## [Problem statement]
Within the records below, find each line with the word "text" and copy it out.

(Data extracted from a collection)
↓↓↓
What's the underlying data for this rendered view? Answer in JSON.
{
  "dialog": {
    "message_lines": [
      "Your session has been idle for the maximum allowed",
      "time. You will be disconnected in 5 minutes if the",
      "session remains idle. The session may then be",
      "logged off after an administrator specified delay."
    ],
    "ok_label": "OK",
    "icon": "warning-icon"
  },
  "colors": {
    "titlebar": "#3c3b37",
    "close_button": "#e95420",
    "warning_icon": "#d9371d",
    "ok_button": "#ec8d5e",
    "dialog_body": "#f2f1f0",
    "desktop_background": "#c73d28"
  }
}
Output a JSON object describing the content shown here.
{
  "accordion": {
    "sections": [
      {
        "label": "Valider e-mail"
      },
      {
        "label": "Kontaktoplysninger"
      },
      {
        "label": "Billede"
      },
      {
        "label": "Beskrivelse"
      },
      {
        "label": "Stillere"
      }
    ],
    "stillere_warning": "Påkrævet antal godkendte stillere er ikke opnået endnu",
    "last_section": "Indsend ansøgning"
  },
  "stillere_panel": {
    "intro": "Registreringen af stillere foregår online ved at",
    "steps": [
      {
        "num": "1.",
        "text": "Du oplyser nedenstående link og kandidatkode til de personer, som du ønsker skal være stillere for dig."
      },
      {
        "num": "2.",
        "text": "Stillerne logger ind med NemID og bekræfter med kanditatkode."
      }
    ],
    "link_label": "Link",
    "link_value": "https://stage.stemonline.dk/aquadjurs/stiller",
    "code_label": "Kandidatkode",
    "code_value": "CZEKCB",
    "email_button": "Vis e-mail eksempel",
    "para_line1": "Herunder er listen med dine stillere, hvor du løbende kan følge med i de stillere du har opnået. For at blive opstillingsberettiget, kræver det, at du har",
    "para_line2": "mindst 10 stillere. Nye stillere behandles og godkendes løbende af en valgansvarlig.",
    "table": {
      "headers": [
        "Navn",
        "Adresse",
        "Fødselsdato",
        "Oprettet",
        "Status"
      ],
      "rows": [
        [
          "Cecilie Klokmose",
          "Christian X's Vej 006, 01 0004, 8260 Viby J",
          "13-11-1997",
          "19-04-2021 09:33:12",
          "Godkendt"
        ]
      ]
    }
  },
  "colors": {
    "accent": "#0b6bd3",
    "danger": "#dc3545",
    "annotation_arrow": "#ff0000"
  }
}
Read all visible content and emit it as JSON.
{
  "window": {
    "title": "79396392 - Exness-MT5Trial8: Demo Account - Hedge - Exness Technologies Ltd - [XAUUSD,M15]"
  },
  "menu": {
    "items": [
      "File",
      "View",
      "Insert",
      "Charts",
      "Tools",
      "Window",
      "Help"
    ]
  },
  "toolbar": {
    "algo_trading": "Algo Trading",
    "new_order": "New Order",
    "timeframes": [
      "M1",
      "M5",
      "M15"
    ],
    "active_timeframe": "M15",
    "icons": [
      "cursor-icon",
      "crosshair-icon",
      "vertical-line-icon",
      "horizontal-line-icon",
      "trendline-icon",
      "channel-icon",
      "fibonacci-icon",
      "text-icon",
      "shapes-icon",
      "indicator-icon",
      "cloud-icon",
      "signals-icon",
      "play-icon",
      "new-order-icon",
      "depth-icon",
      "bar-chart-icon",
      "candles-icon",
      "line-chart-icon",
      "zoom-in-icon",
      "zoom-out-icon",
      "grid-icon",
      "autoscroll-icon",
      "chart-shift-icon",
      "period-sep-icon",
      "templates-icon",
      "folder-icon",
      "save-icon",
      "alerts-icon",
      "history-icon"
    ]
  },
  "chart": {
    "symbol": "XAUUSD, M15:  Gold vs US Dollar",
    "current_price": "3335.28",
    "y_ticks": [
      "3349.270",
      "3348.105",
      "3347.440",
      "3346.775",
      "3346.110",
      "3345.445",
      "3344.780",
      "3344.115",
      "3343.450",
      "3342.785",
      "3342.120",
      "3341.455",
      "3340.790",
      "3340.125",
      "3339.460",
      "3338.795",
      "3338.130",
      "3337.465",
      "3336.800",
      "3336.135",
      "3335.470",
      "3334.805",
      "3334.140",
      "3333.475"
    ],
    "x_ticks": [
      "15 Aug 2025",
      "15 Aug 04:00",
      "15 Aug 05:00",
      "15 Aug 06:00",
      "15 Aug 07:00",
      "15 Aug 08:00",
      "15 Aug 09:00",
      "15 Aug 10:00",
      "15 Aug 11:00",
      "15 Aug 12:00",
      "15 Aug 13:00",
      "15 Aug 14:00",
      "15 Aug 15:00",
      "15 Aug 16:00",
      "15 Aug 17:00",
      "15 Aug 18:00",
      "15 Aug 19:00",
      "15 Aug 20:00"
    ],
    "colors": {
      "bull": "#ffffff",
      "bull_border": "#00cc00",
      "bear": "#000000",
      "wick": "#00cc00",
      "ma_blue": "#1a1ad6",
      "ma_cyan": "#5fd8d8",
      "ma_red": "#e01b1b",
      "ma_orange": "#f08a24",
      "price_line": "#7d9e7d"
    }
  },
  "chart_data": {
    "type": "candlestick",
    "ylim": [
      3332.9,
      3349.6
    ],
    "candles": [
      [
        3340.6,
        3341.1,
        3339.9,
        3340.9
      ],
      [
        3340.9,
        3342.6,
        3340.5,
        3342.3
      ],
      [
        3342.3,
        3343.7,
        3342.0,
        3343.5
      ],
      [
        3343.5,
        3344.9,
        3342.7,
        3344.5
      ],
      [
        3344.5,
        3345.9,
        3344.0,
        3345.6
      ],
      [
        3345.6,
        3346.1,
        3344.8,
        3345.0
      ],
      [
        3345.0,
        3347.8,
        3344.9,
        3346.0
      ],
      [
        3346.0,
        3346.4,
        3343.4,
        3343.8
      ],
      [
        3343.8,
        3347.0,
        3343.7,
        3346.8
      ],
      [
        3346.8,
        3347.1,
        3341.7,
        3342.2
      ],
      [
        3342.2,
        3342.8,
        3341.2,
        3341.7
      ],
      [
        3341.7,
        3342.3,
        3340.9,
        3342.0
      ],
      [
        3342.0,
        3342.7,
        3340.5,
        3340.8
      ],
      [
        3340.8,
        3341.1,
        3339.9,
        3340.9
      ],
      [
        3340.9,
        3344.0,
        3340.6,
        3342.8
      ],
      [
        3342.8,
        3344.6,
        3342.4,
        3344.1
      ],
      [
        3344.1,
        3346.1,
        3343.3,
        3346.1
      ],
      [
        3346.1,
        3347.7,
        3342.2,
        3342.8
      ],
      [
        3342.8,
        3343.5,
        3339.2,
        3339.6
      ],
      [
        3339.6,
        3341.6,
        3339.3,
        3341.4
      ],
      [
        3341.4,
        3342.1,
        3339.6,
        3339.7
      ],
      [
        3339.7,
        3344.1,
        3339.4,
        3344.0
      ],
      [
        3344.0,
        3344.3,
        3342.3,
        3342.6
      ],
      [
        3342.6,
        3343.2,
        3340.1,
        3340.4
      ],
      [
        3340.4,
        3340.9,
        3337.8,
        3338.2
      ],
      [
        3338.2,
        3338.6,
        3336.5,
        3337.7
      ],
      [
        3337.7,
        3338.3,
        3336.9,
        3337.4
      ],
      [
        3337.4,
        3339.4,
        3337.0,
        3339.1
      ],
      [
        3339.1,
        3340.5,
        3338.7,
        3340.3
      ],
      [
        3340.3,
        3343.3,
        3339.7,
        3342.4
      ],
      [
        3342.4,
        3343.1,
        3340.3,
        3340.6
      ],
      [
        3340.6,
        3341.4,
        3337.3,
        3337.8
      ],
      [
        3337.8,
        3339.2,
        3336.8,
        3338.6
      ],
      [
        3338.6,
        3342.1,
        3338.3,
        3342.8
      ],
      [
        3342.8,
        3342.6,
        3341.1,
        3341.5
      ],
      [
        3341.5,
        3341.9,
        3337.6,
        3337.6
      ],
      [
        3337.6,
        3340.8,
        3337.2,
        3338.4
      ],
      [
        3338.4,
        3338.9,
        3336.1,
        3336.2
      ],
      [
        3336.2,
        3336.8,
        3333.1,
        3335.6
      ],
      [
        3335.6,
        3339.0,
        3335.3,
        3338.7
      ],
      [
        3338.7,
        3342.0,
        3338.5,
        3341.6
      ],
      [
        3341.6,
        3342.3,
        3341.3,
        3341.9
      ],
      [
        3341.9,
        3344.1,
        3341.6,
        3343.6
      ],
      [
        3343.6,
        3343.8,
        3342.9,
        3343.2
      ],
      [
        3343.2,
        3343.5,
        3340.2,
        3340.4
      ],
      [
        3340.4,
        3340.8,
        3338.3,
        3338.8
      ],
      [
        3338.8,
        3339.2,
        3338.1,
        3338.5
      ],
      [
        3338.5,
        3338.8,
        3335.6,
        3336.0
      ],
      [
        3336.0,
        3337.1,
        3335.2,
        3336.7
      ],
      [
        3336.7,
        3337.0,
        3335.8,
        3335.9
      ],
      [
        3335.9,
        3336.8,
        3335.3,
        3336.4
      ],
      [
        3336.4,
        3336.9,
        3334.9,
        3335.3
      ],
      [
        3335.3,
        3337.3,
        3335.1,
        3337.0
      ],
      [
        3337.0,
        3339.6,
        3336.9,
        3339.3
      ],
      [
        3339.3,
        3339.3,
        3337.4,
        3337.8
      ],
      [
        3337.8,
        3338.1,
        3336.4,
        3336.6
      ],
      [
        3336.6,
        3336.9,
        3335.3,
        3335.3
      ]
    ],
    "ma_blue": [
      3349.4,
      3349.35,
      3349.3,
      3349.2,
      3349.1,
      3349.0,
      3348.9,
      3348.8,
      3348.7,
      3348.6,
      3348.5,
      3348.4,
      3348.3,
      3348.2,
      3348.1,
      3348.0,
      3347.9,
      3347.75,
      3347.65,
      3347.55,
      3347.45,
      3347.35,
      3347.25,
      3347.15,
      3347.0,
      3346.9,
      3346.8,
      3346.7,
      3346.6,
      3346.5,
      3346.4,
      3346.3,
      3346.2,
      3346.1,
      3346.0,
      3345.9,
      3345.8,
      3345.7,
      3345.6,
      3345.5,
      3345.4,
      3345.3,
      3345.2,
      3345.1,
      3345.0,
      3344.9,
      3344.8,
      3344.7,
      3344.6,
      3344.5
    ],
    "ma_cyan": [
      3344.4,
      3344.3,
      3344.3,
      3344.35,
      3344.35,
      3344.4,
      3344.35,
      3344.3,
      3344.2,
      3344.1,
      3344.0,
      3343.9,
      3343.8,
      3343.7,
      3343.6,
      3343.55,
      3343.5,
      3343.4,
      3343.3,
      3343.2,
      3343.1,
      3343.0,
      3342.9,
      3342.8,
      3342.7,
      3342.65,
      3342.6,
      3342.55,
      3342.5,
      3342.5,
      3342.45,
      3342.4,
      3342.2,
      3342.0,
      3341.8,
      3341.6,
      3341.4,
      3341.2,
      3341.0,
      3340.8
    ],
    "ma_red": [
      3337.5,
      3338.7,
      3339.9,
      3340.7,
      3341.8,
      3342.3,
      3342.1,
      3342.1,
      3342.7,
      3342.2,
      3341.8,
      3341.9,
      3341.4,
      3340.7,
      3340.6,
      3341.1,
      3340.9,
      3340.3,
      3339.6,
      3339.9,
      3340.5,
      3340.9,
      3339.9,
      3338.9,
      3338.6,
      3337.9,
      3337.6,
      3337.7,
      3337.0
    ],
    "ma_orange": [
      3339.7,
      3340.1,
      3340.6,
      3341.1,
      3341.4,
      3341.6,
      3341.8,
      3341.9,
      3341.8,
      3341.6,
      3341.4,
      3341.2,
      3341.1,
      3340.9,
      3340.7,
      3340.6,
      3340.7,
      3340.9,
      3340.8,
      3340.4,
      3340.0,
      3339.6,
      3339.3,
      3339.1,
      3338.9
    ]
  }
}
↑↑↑
## [Reply to the exercise]
        "text": "Du oplyser nedenstående link og kandidatkode til de personer, som du ønsker skal være stillere for dig."
        "text": "Stillerne logger ind med NemID og bekræfter med kanditatkode."
      "text-icon",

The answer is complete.